Today, Crop Over is a time for making merry. It has become an important psychological and cultural release for the collective soul of Barbadians after decades of cultural silence.

Contemporary Barbadian society is shaped to an important degree by two seminal events which occurred in 20th century; the first is the intense social and political agitation of the 1930's which culminated in the 1937 Riots; the other is the coming of Independence to Barbados in 1966. These two events have helped lay the foundation for the re-emergence of Crop Over as Barbados' major annual cultural festival.

CropOver has allowed Barbadians to shed the myth of their being a reticent, reserved and repressed people, since the festival spirit cuts across all socio-economic levels. The widespread popularity of the festival brings thousands of overseas Bajans back to their homeland for this annual ritual. Increasingly, numerous North American and European tourists come to these shores to share in our legendary Bajan hospitality.

Waldo Walron-Ramsay writes "... that Crop Over lasts for several days, and to that extent it is different in its carnival pattern from the carnival of Trinidad. Ours is more like the African palaver where our ancestors would sit in the baraza or congregate on the plain at the end of the rainy season, and dance to the beat of the haunting sound of the drum; or sing all night; and eat and drink from the bounty of nature herself without caring about tomorrow. Even though they knew that tomorrow would surely come bearing its own share of blessings and woes."

Crop Over is symbolic of the coming of age of Barbados as a nation.
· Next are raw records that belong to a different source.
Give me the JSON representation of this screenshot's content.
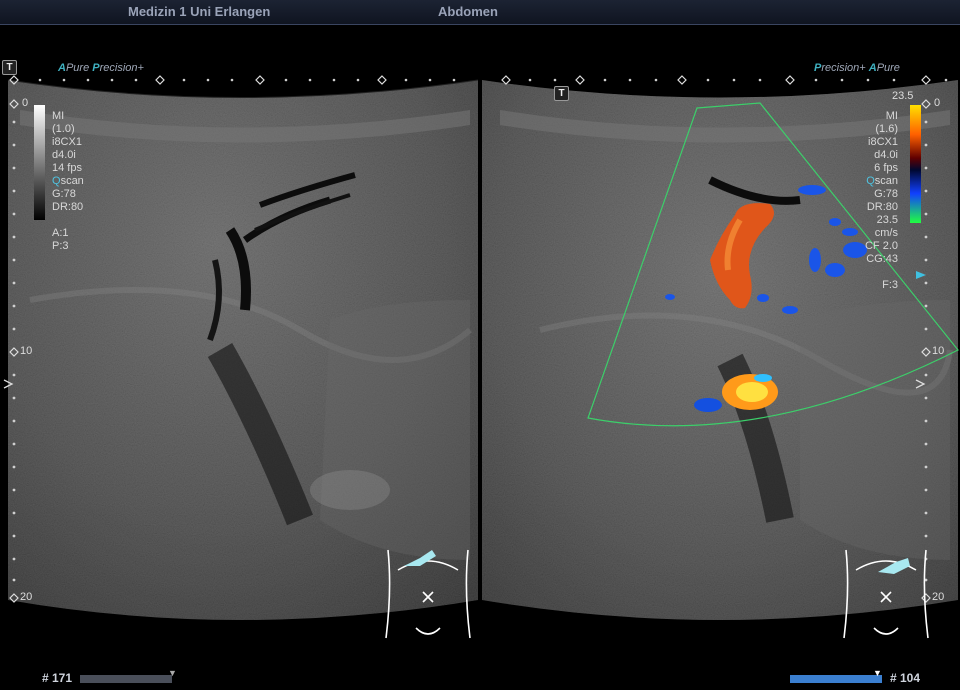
{
  "header": {
    "institution": "Medizin 1 Uni Erlangen",
    "exam": "Abdomen"
  },
  "left_panel": {
    "title_prefix": "A",
    "title_main": "Pure ",
    "title_p": "P",
    "title_rest": "recision+",
    "params": {
      "mi_label": "MI",
      "mi_value": "(1.0)",
      "probe": "i8CX1",
      "depth_freq": "d4.0i",
      "fps": "14 fps",
      "scan_q": "Q",
      "scan_rest": "scan",
      "gain": "G:78",
      "dr": "DR:80",
      "a": "A:1",
      "p": "P:3"
    },
    "depth_labels": [
      "0",
      "10",
      "20"
    ]
  },
  "right_panel": {
    "title_p": "P",
    "title_rest": "recision+",
    "title_prefix": "A",
    "title_main": "Pure",
    "scale_top": "23.5",
    "params": {
      "mi_label": "MI",
      "mi_value": "(1.6)",
      "probe": "i8CX1",
      "depth_freq": "d4.0i",
      "fps": "6 fps",
      "scan_q": "Q",
      "scan_rest": "scan",
      "gain": "G:78",
      "dr": "DR:80",
      "vel": "23.5",
      "vel_unit": "cm/s",
      "cf": "CF 2.0",
      "cg": "CG:43",
      "f": "F:3"
    },
    "depth_labels": [
      "0",
      "10",
      "20"
    ]
  },
  "marker_letter": "T",
  "footer": {
    "left_frame": "# 171",
    "right_frame": "# 104"
  },
  "colors": {
    "header_text": "#9aa3b8",
    "accent": "#3fb0c0",
    "roi_box": "#3ccf6a",
    "footer_bar_right": "#3b7fd0"
  }
}
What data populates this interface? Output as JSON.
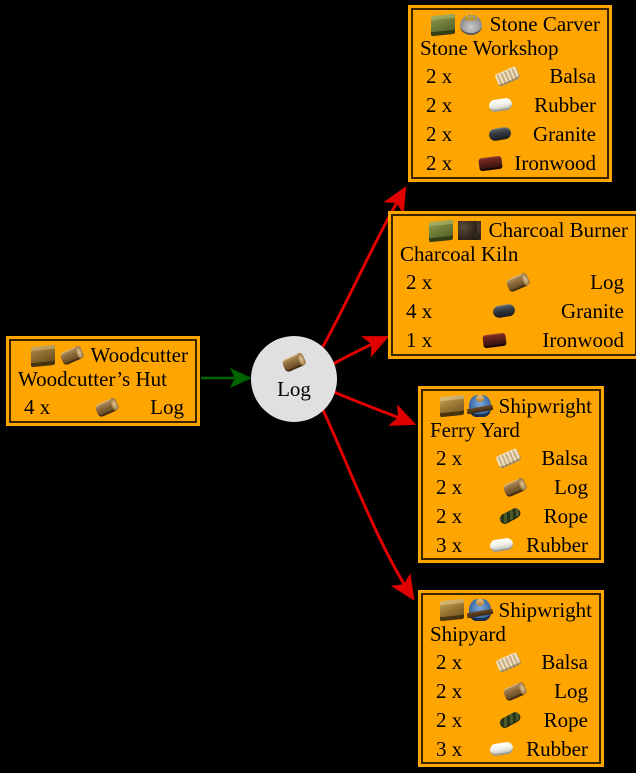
{
  "graph": {
    "background_color": "#000000",
    "box_fill": "#FFA500",
    "box_border": "#3a2300",
    "node_fill": "#e0e0e0",
    "producer_edge_color": "#006400",
    "consumer_edge_color": "#e00000"
  },
  "resource_node": {
    "label": "Log",
    "icon": "log-icon"
  },
  "producers": [
    {
      "id": "woodcutter",
      "worker": "Woodcutter",
      "building": "Woodcutter’s Hut",
      "building_icon": "building-icon",
      "worker_icon": "axe-icon",
      "outputs": [
        {
          "qty": "4 x",
          "icon": "log-icon",
          "name": "Log"
        }
      ]
    }
  ],
  "consumers": [
    {
      "id": "stone-workshop",
      "worker": "Stone Carver",
      "building": "Stone Workshop",
      "building_icon": "building-icon",
      "worker_icon": "stone-carver-icon",
      "inputs": [
        {
          "qty": "2 x",
          "icon": "balsa-icon",
          "name": "Balsa"
        },
        {
          "qty": "2 x",
          "icon": "rubber-icon",
          "name": "Rubber"
        },
        {
          "qty": "2 x",
          "icon": "granite-icon",
          "name": "Granite"
        },
        {
          "qty": "2 x",
          "icon": "ironwood-icon",
          "name": "Ironwood"
        }
      ]
    },
    {
      "id": "charcoal-kiln",
      "worker": "Charcoal Burner",
      "building": "Charcoal Kiln",
      "building_icon": "building-icon",
      "worker_icon": "charcoal-icon",
      "inputs": [
        {
          "qty": "2 x",
          "icon": "log-icon",
          "name": "Log"
        },
        {
          "qty": "4 x",
          "icon": "granite-icon",
          "name": "Granite"
        },
        {
          "qty": "1 x",
          "icon": "ironwood-icon",
          "name": "Ironwood"
        }
      ]
    },
    {
      "id": "ferry-yard",
      "worker": "Shipwright",
      "building": "Ferry Yard",
      "building_icon": "building-icon",
      "worker_icon": "shipwright-icon",
      "inputs": [
        {
          "qty": "2 x",
          "icon": "balsa-icon",
          "name": "Balsa"
        },
        {
          "qty": "2 x",
          "icon": "log-icon",
          "name": "Log"
        },
        {
          "qty": "2 x",
          "icon": "rope-icon",
          "name": "Rope"
        },
        {
          "qty": "3 x",
          "icon": "rubber-icon",
          "name": "Rubber"
        }
      ]
    },
    {
      "id": "shipyard",
      "worker": "Shipwright",
      "building": "Shipyard",
      "building_icon": "building-icon",
      "worker_icon": "shipwright-icon",
      "inputs": [
        {
          "qty": "2 x",
          "icon": "balsa-icon",
          "name": "Balsa"
        },
        {
          "qty": "2 x",
          "icon": "log-icon",
          "name": "Log"
        },
        {
          "qty": "2 x",
          "icon": "rope-icon",
          "name": "Rope"
        },
        {
          "qty": "3 x",
          "icon": "rubber-icon",
          "name": "Rubber"
        }
      ]
    }
  ]
}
It represents the crystallisation of a new cultural consciousness and apprecia tion of things Barbadian.

Along with Crop Over, there has been a growth of professionalism in the local music industry and the rising standard of Barbadian calypso. Since the revival of Crop Over in 1973 by the Tourist Board and the monument contribution made by the National Cultural Foundation to develop the festival to its current international standard, the tourist industry has benefited.

But the spirit of Crop Over and undoubtedly its success owes much to the generous support of the business community which donates cash prizes, provides sponsorship for Crop Over events, costume bands and other festivities.

"....Crop Over is a good medium of cultural expression and social entertainment," writes Father Clement Paul, a Roman Catholic priest. Its impact is like a large catharsis which liberates the Barbadian soul. At this time of year, Crop Over music serves as an antidote to the inflow of foreign culture as local entertainment abounds and the radio airwaves are filled with local music.

From the Ceremonial Delivery Of The Last Canes to the several thousands who will jam the National Stadium for the Pic-0-De-Crop Finals and the thousands more who will "let it all hang out" on Spring Garden on Grand Kadooment Day, let the spirit of Crop Over triumph.

Ceremonial Delivery of the Last Canes

King Sugar ascended its throne in mid-17th century Barbados. The sweet crop reaped lucrative profits and the island's planters allocated most of the available land and labour to the cultivation of sugar cane.

Africans were transported to the island to work the sugar fields. The plantation system built on sugar took root and dominated Barbados' economy for the next 300 years. The Ceremonial Delivery of the Last Canes is a traditional event which marks the close of the annual sugar cane harvest. Today, the Last Canes signals the start of the three week Crop Over Festival.

With the arrival of the last load of canes transported in the traditional manner by donkey cart, the symbolic harvest is blessed by the clergy. Performances are usually given by cultural organisation such as the Barbados Landship as well as youth groups. Recreations of 18th century plantation life, donkey cart rides and traditional Barbadian games also feature prominently at the Last Cane ceremony. The Ceremonial Delivery of the Last Canes is a festive occasion celebrated by folk singing and dancing. It is a fertility ritual in which praise is given to God for the coming of another harvest.

A major highlight of the annual Last Canes ceremony is the announcement of Crop Over's Champion Piler and King of the Crop. The festive occasion continues with a traditional fair complete with local music and delicacies.